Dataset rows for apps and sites
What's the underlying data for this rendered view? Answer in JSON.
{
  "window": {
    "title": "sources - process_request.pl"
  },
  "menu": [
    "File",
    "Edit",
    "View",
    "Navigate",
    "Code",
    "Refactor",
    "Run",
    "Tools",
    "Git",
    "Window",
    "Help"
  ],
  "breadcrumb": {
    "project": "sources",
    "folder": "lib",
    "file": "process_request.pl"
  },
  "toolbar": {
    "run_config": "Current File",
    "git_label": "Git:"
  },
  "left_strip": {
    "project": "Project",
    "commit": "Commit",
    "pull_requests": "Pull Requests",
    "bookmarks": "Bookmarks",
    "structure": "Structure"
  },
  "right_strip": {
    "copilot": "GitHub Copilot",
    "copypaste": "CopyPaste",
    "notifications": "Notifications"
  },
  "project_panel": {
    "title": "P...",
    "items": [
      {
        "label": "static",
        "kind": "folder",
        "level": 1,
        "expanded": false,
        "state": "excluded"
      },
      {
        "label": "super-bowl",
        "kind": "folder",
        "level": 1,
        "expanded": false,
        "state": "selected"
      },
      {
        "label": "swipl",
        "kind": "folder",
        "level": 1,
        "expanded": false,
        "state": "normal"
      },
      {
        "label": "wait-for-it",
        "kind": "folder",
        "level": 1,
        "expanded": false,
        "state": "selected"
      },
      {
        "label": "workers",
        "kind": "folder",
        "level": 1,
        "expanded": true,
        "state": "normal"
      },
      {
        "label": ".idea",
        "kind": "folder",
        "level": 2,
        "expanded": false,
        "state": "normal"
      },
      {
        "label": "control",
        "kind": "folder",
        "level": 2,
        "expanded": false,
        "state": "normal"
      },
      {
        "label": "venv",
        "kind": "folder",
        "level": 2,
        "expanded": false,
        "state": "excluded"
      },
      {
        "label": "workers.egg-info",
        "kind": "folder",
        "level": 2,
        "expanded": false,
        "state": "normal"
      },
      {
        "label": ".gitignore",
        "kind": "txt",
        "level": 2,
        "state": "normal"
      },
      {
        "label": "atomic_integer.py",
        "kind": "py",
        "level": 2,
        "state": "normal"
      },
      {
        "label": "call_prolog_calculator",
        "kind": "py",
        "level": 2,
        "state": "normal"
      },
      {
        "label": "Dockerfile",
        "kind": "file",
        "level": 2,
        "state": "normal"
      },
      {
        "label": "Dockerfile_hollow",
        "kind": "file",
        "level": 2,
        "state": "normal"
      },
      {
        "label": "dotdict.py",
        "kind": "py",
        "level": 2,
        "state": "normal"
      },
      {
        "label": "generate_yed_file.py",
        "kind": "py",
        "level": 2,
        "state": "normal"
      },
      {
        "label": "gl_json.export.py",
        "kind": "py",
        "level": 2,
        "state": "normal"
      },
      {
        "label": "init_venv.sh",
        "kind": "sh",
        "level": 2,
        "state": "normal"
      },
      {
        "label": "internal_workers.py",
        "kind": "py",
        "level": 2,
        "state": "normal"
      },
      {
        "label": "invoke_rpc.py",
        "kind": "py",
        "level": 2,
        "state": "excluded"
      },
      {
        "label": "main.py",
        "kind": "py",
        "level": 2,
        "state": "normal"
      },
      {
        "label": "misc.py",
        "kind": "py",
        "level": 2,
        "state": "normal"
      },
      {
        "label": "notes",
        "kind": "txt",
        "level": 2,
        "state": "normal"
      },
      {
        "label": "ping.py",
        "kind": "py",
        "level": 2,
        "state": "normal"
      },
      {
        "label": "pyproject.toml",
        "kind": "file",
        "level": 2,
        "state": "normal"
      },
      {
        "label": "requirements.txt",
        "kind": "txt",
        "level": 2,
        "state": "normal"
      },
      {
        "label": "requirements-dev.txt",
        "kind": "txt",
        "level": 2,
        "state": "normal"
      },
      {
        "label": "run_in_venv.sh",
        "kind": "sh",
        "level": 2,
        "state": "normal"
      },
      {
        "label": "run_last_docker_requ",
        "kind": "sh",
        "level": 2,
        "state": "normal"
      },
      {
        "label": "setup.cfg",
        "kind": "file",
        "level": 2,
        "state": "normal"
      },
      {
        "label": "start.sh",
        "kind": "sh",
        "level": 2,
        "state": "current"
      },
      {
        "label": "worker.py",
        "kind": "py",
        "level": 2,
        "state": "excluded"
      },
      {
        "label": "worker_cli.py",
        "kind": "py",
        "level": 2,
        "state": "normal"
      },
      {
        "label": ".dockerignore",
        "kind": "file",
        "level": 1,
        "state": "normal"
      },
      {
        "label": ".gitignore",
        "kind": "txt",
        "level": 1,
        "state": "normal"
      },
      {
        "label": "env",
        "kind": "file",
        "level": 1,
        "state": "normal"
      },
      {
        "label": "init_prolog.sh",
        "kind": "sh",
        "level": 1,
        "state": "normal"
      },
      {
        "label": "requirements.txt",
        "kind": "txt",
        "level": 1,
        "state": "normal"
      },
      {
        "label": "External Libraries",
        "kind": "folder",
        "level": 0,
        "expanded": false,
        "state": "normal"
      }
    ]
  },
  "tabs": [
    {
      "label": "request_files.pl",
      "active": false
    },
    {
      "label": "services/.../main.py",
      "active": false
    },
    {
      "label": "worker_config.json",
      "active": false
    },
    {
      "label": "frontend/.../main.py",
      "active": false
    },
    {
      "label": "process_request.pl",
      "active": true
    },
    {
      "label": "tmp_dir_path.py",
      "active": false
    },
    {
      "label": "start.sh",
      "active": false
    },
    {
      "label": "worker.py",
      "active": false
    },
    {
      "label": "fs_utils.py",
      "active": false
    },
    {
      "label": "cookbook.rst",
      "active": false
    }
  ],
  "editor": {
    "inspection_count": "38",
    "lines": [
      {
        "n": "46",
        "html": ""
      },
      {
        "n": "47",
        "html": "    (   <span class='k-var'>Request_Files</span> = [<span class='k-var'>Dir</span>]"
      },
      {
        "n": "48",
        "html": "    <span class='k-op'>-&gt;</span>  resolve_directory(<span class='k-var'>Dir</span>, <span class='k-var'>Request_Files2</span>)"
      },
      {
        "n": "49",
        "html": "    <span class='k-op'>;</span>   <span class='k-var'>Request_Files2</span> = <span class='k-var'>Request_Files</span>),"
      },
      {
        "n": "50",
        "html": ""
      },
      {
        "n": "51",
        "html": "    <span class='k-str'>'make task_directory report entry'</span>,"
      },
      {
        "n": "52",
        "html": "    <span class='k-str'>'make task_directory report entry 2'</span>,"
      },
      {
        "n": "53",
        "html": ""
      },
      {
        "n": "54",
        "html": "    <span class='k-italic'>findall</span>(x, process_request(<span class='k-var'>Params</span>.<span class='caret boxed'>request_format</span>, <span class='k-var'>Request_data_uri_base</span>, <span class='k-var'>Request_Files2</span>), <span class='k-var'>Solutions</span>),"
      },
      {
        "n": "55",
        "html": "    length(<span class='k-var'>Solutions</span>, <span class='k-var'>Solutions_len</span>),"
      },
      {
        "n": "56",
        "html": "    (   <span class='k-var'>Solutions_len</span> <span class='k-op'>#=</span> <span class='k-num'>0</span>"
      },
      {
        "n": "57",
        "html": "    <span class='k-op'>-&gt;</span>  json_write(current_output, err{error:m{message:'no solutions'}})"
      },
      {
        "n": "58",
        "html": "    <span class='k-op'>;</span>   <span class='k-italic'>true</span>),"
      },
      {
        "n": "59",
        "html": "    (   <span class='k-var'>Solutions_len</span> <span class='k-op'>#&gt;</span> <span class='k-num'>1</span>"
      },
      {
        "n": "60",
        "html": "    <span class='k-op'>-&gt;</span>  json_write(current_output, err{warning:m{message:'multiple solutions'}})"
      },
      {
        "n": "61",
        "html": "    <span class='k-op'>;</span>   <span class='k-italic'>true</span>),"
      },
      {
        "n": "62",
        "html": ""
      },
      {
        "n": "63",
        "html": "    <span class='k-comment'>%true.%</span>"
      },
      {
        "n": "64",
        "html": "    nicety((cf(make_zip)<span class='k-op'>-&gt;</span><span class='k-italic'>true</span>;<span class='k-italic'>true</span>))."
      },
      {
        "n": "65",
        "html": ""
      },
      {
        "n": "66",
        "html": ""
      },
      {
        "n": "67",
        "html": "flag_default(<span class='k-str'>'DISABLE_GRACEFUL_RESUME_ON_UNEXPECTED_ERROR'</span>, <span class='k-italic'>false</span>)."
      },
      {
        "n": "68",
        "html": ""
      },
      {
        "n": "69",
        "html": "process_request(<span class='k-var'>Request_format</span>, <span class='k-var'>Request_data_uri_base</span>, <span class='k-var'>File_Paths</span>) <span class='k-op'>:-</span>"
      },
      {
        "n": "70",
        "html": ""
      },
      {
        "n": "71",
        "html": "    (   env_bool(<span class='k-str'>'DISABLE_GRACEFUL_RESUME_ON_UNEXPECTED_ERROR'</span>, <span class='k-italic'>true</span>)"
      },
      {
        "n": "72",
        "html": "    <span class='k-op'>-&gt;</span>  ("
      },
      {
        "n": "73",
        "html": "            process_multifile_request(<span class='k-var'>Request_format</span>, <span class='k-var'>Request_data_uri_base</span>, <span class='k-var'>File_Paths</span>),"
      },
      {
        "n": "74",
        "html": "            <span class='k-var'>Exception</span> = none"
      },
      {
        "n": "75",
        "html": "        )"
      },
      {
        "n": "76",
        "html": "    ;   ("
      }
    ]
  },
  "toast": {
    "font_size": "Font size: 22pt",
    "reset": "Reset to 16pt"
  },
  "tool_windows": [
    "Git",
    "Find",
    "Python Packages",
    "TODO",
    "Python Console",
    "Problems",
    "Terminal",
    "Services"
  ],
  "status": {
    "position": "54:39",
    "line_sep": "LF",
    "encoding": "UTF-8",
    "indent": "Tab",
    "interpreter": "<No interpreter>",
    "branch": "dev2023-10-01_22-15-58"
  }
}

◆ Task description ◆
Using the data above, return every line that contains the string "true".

◆ Exercise output ◆
        "expanded": true,
      "active": true
        "html": "    <span class='k-op'>;</span>   <span class='k-italic'>true</span>),"
        "html": "    <span class='k-op'>;</span>   <span class='k-italic'>true</span>),"
        "html": "    <span class='k-comment'>%true.%</span>"
        "html": "    nicety((cf(make_zip)<span class='k-op'>-&gt;</span><span class='k-italic'>true</span>;<span class='k-italic'>true</span>))."
        "html": "    (   env_bool(<span class='k-str'>'DISABLE_GRACEFUL_RESUME_ON_UNEXPECTED_ERROR'</span>, <span class='k-italic'>true</span>)"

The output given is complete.